▶ **PROBLEM DETAILS**:
Show every line from the data below that includes "System".

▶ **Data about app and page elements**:

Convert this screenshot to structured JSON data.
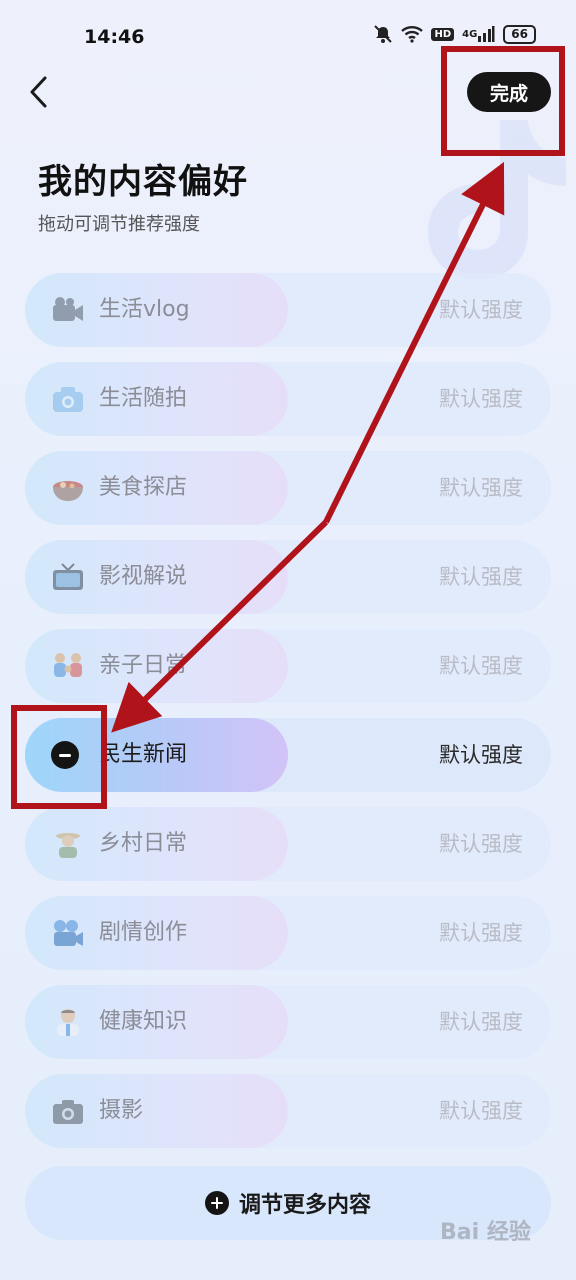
{
  "status_bar": {
    "time": "14:46",
    "battery": "66",
    "hd": "HD",
    "network": "4G"
  },
  "header": {
    "done_label": "完成"
  },
  "page": {
    "title": "我的内容偏好",
    "subtitle": "拖动可调节推荐强度"
  },
  "categories": [
    {
      "label": "生活vlog",
      "strength": "默认强度",
      "icon": "video-camera-icon"
    },
    {
      "label": "生活随拍",
      "strength": "默认强度",
      "icon": "camera-icon"
    },
    {
      "label": "美食探店",
      "strength": "默认强度",
      "icon": "food-bowl-icon"
    },
    {
      "label": "影视解说",
      "strength": "默认强度",
      "icon": "tv-icon"
    },
    {
      "label": "亲子日常",
      "strength": "默认强度",
      "icon": "family-icon"
    },
    {
      "label": "民生新闻",
      "strength": "默认强度",
      "icon": "minus-icon",
      "active": true
    },
    {
      "label": "乡村日常",
      "strength": "默认强度",
      "icon": "farmer-icon"
    },
    {
      "label": "剧情创作",
      "strength": "默认强度",
      "icon": "film-camera-icon"
    },
    {
      "label": "健康知识",
      "strength": "默认强度",
      "icon": "doctor-icon"
    },
    {
      "label": "摄影",
      "strength": "默认强度",
      "icon": "photo-camera-icon"
    }
  ],
  "more": {
    "label": "调节更多内容"
  },
  "watermark": "Bai 经验",
  "annotation_color": "#b0141a"
}
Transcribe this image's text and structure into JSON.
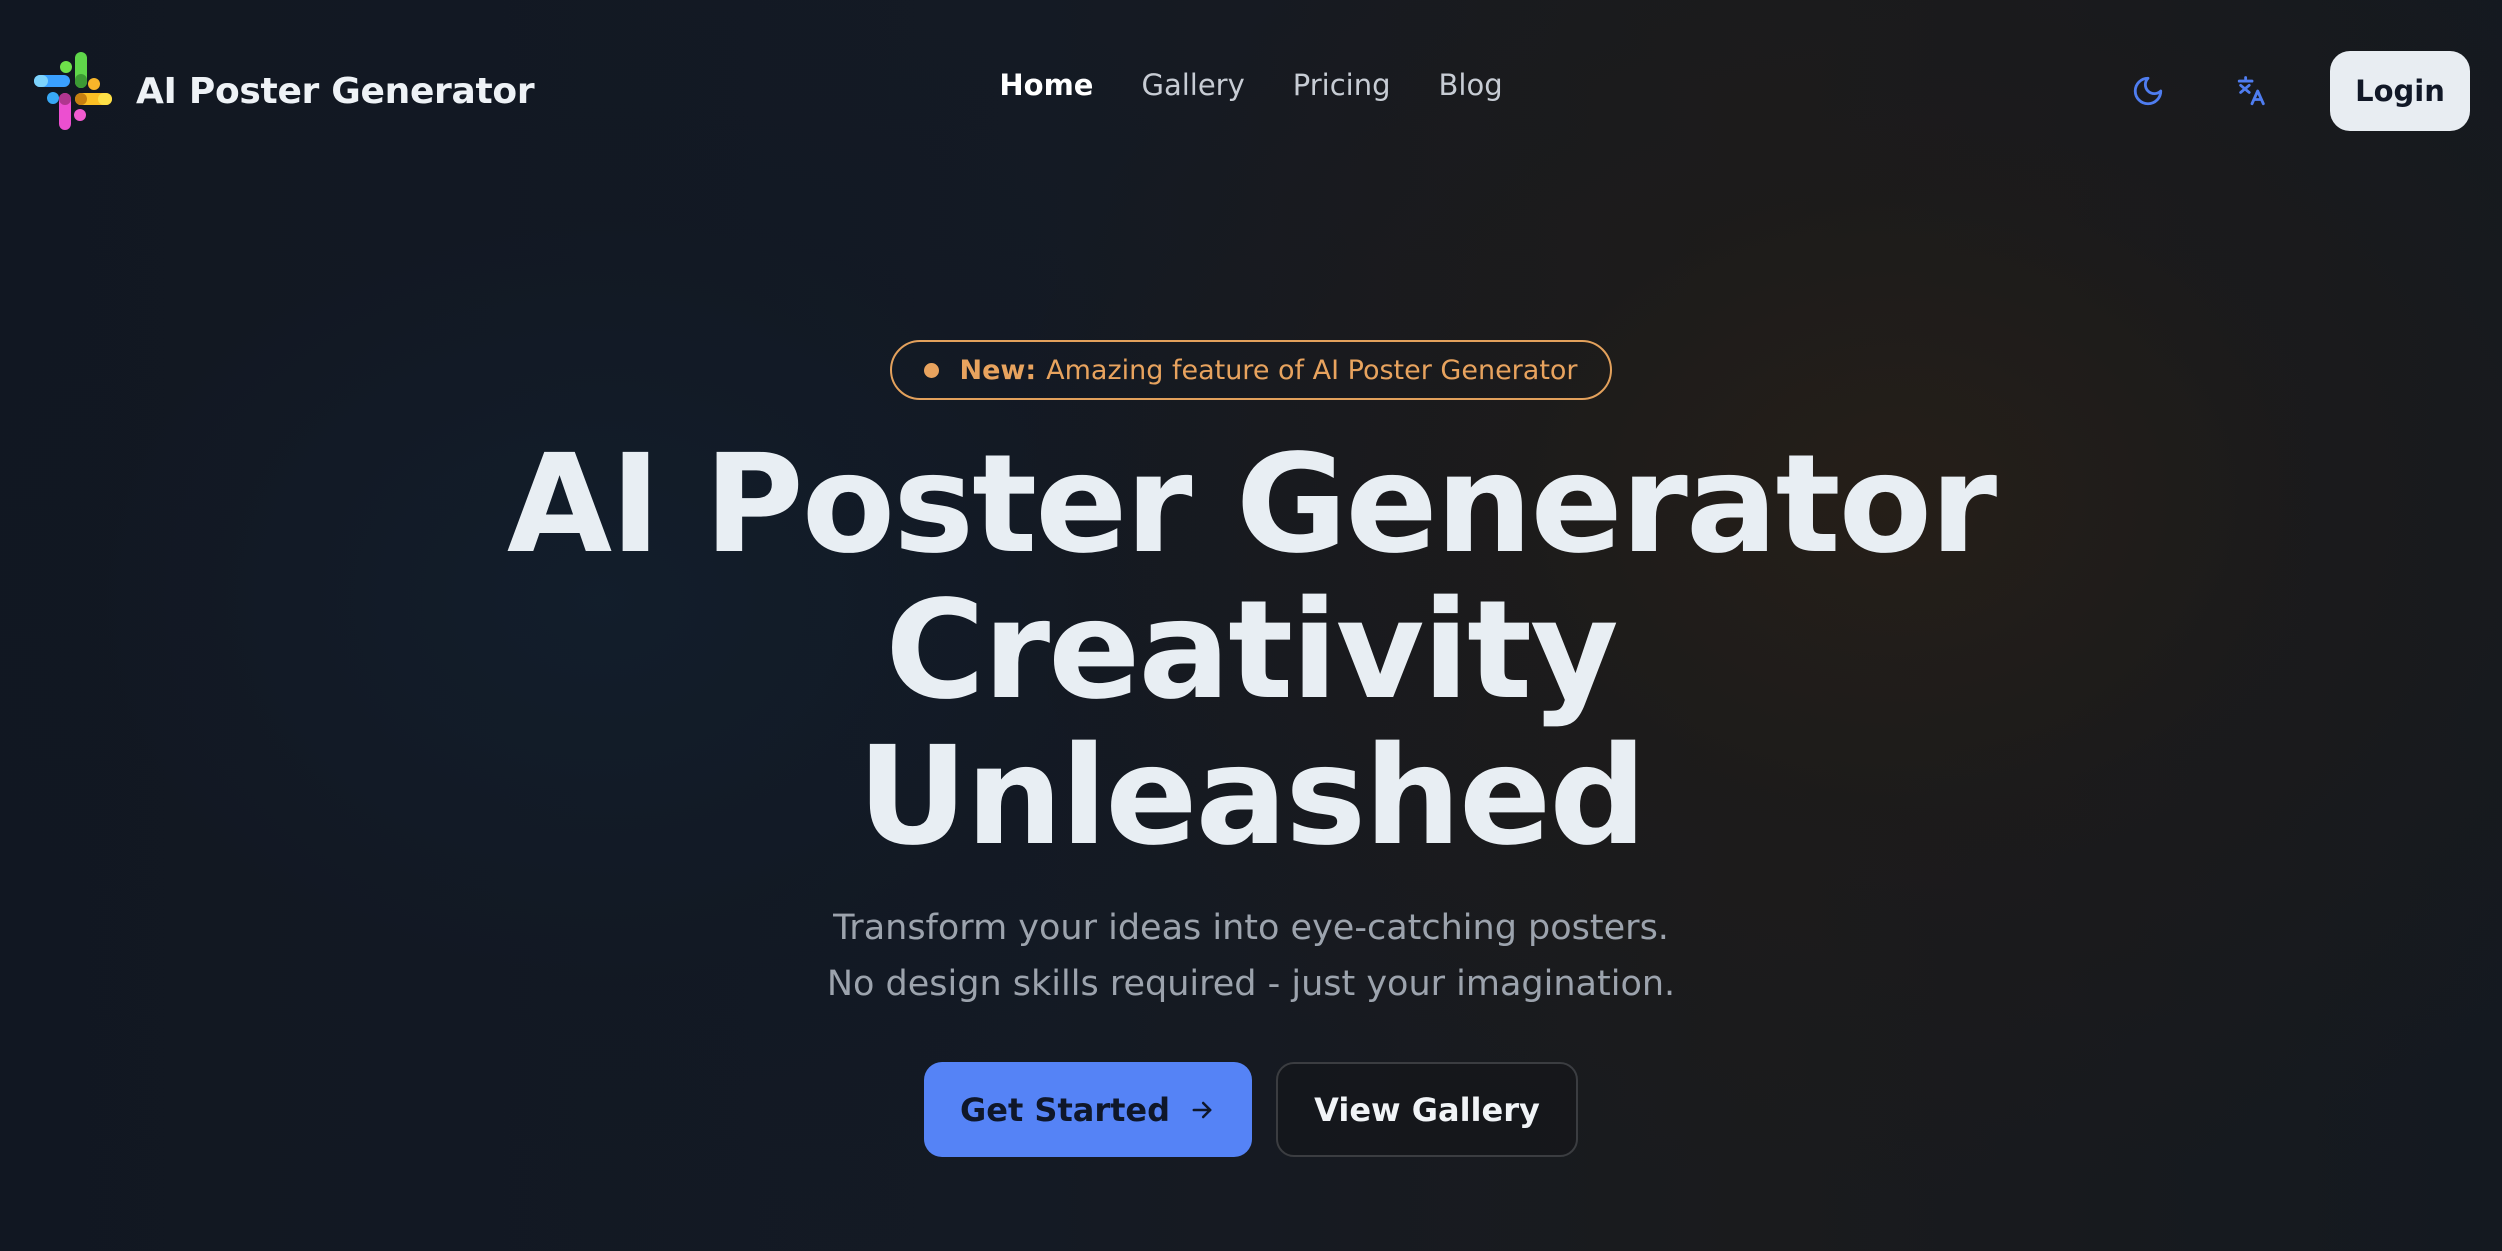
{
  "header": {
    "brand_name": "AI Poster Generator",
    "logo_icon": "colorful-cross-logo-icon",
    "nav": [
      {
        "label": "Home",
        "active": true
      },
      {
        "label": "Gallery",
        "active": false
      },
      {
        "label": "Pricing",
        "active": false
      },
      {
        "label": "Blog",
        "active": false
      }
    ],
    "theme_toggle_icon": "moon-icon",
    "language_icon": "translate-icon",
    "login_label": "Login",
    "icon_color": "#4f7df0"
  },
  "hero": {
    "badge": {
      "prefix": "New:",
      "text": "Amazing feature of AI Poster Generator",
      "color": "#e8a35e"
    },
    "title_lines": [
      "AI Poster Generator",
      "Creativity",
      "Unleashed"
    ],
    "subtitle_lines": [
      "Transform your ideas into eye-catching posters.",
      "No design skills required - just your imagination."
    ],
    "primary_cta": {
      "label": "Get Started",
      "icon": "arrow-right-icon",
      "color": "#5583f6"
    },
    "secondary_cta": {
      "label": "View Gallery"
    }
  }
}
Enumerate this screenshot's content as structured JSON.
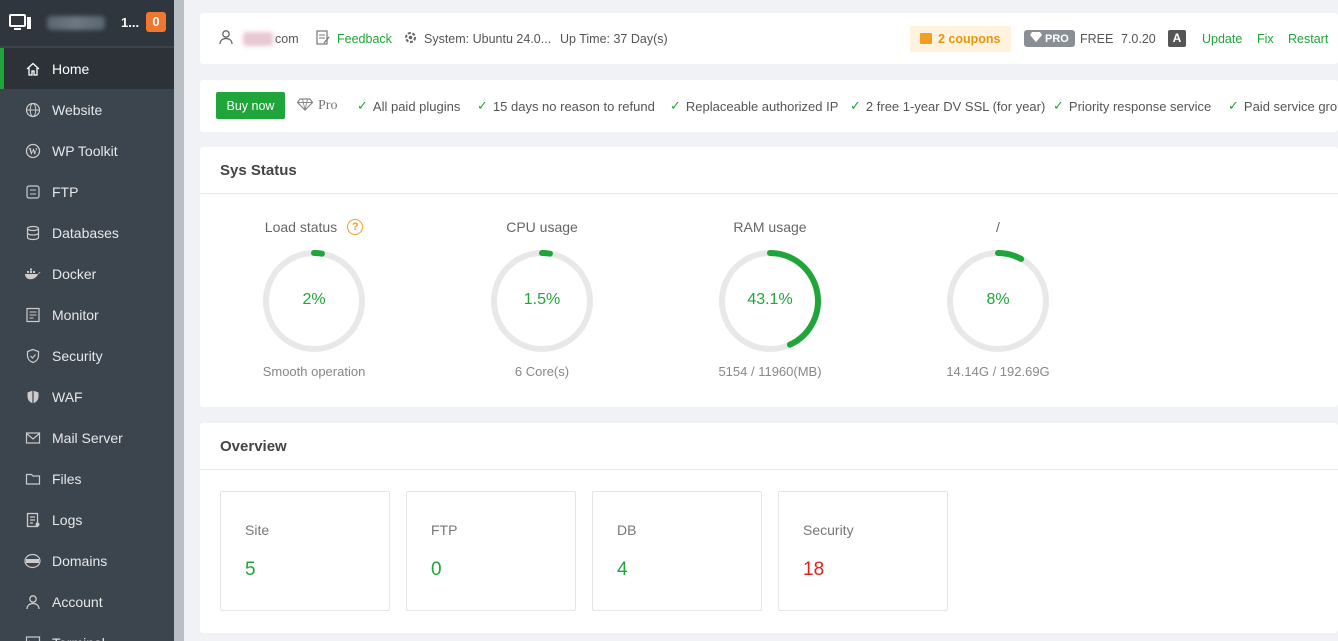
{
  "sidebar": {
    "host_suffix": "1...",
    "badge": "0",
    "items": [
      {
        "label": "Home",
        "icon": "home-icon",
        "active": true
      },
      {
        "label": "Website",
        "icon": "globe-icon"
      },
      {
        "label": "WP Toolkit",
        "icon": "wordpress-icon"
      },
      {
        "label": "FTP",
        "icon": "ftp-icon"
      },
      {
        "label": "Databases",
        "icon": "database-icon"
      },
      {
        "label": "Docker",
        "icon": "docker-icon"
      },
      {
        "label": "Monitor",
        "icon": "monitor-icon"
      },
      {
        "label": "Security",
        "icon": "shield-icon"
      },
      {
        "label": "WAF",
        "icon": "waf-shield-icon"
      },
      {
        "label": "Mail Server",
        "icon": "mail-icon"
      },
      {
        "label": "Files",
        "icon": "folder-icon"
      },
      {
        "label": "Logs",
        "icon": "logs-icon"
      },
      {
        "label": "Domains",
        "icon": "domains-icon"
      },
      {
        "label": "Account",
        "icon": "user-icon"
      },
      {
        "label": "Terminal",
        "icon": "terminal-icon"
      }
    ]
  },
  "topbar": {
    "user_suffix": "com",
    "feedback": "Feedback",
    "system": "System: Ubuntu 24.0...",
    "uptime": "Up Time: 37 Day(s)",
    "coupons": "2 coupons",
    "pro": "PRO",
    "free": "FREE",
    "version": "7.0.20",
    "update": "Update",
    "fix": "Fix",
    "restart": "Restart"
  },
  "benefits": {
    "buy": "Buy now",
    "pro": "Pro",
    "items": [
      "All paid plugins",
      "15 days no reason to refund",
      "Replaceable authorized IP",
      "2 free 1-year DV SSL (for year)",
      "Priority response service",
      "Paid service grou"
    ]
  },
  "sys_status": {
    "title": "Sys Status",
    "gauges": [
      {
        "title": "Load status",
        "value": "2%",
        "fraction": 0.02,
        "sub": "Smooth operation",
        "help": "?"
      },
      {
        "title": "CPU usage",
        "value": "1.5%",
        "fraction": 0.015,
        "sub": "6 Core(s)"
      },
      {
        "title": "RAM usage",
        "value": "43.1%",
        "fraction": 0.431,
        "sub": "5154 / 11960(MB)"
      },
      {
        "title": "/",
        "value": "8%",
        "fraction": 0.08,
        "sub": "14.14G / 192.69G"
      }
    ]
  },
  "overview": {
    "title": "Overview",
    "cards": [
      {
        "label": "Site",
        "value": "5"
      },
      {
        "label": "FTP",
        "value": "0"
      },
      {
        "label": "DB",
        "value": "4"
      },
      {
        "label": "Security",
        "value": "18",
        "alert": true
      }
    ]
  },
  "colors": {
    "accent": "#20a53a",
    "sidebar": "#3c444d",
    "alert": "#e0211b",
    "coupon": "#e8960a"
  }
}
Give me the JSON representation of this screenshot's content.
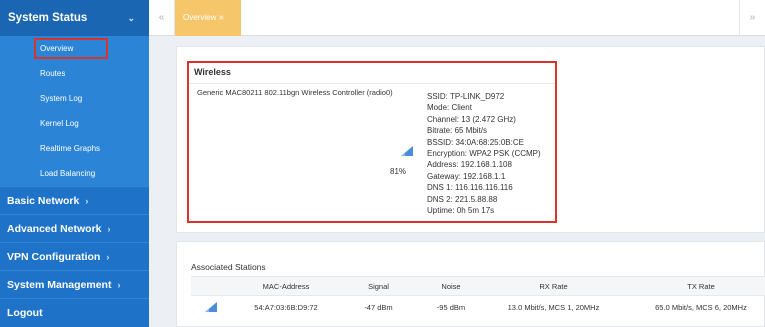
{
  "sidebar": {
    "section": {
      "label": "System Status",
      "chevron": "chevron-down-icon"
    },
    "sub_items": [
      {
        "label": "Overview",
        "active": true
      },
      {
        "label": "Routes"
      },
      {
        "label": "System Log"
      },
      {
        "label": "Kernel Log"
      },
      {
        "label": "Realtime Graphs"
      },
      {
        "label": "Load Balancing"
      }
    ],
    "main_items": [
      {
        "label": "Basic Network"
      },
      {
        "label": "Advanced Network"
      },
      {
        "label": "VPN Configuration"
      },
      {
        "label": "System Management"
      },
      {
        "label": "Logout"
      }
    ]
  },
  "tabs": {
    "prev_icon": "«",
    "next_icon": "»",
    "active": {
      "label": "Overview",
      "close": "✕"
    }
  },
  "wireless": {
    "title": "Wireless",
    "device": "Generic MAC80211 802.11bgn Wireless Controller (radio0)",
    "signal_percent": "81%",
    "info": [
      "SSID: TP-LINK_D972",
      "Mode: Client",
      "Channel: 13 (2.472 GHz)",
      "Bitrate: 65 Mbit/s",
      "BSSID: 34:0A:68:25:0B:CE",
      "Encryption: WPA2 PSK (CCMP)",
      "Address: 192.168.1.108",
      "Gateway: 192.168.1.1",
      "DNS 1: 116.116.116.116",
      "DNS 2: 221.5.88.88",
      "Uptime: 0h 5m 17s"
    ]
  },
  "stations": {
    "title": "Associated Stations",
    "headers": {
      "mac": "MAC-Address",
      "signal": "Signal",
      "noise": "Noise",
      "rx": "RX Rate",
      "tx": "TX Rate"
    },
    "rows": [
      {
        "mac": "54:A7:03:6B:D9:72",
        "signal": "-47 dBm",
        "noise": "-95 dBm",
        "rx": "13.0 Mbit/s, MCS 1, 20MHz",
        "tx": "65.0 Mbit/s, MCS 6, 20MHz"
      }
    ]
  },
  "colors": {
    "sidebar": "#1e73c8",
    "sidebar_sub": "#2c84d6",
    "tab_active": "#f6c66b",
    "highlight": "#d9342b"
  }
}
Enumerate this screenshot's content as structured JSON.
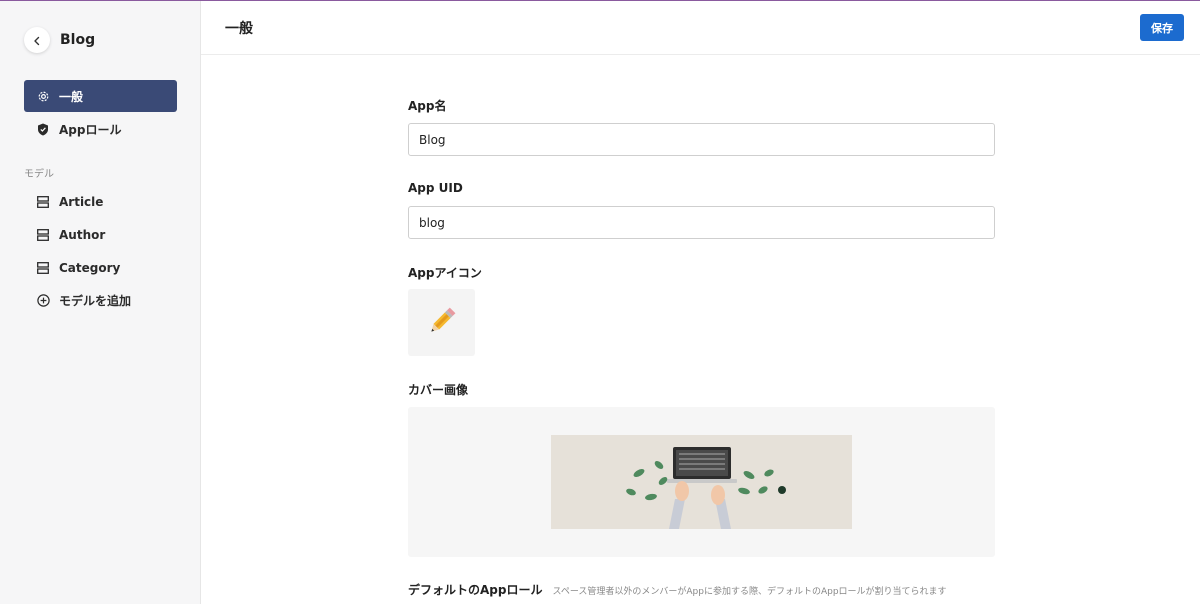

▶ **COMPLETED EXERCISE**:
    "system": "System: Ubuntu 24.0...",
      "label": "System Status",
        "label": "System Log"
        "label": "System Management"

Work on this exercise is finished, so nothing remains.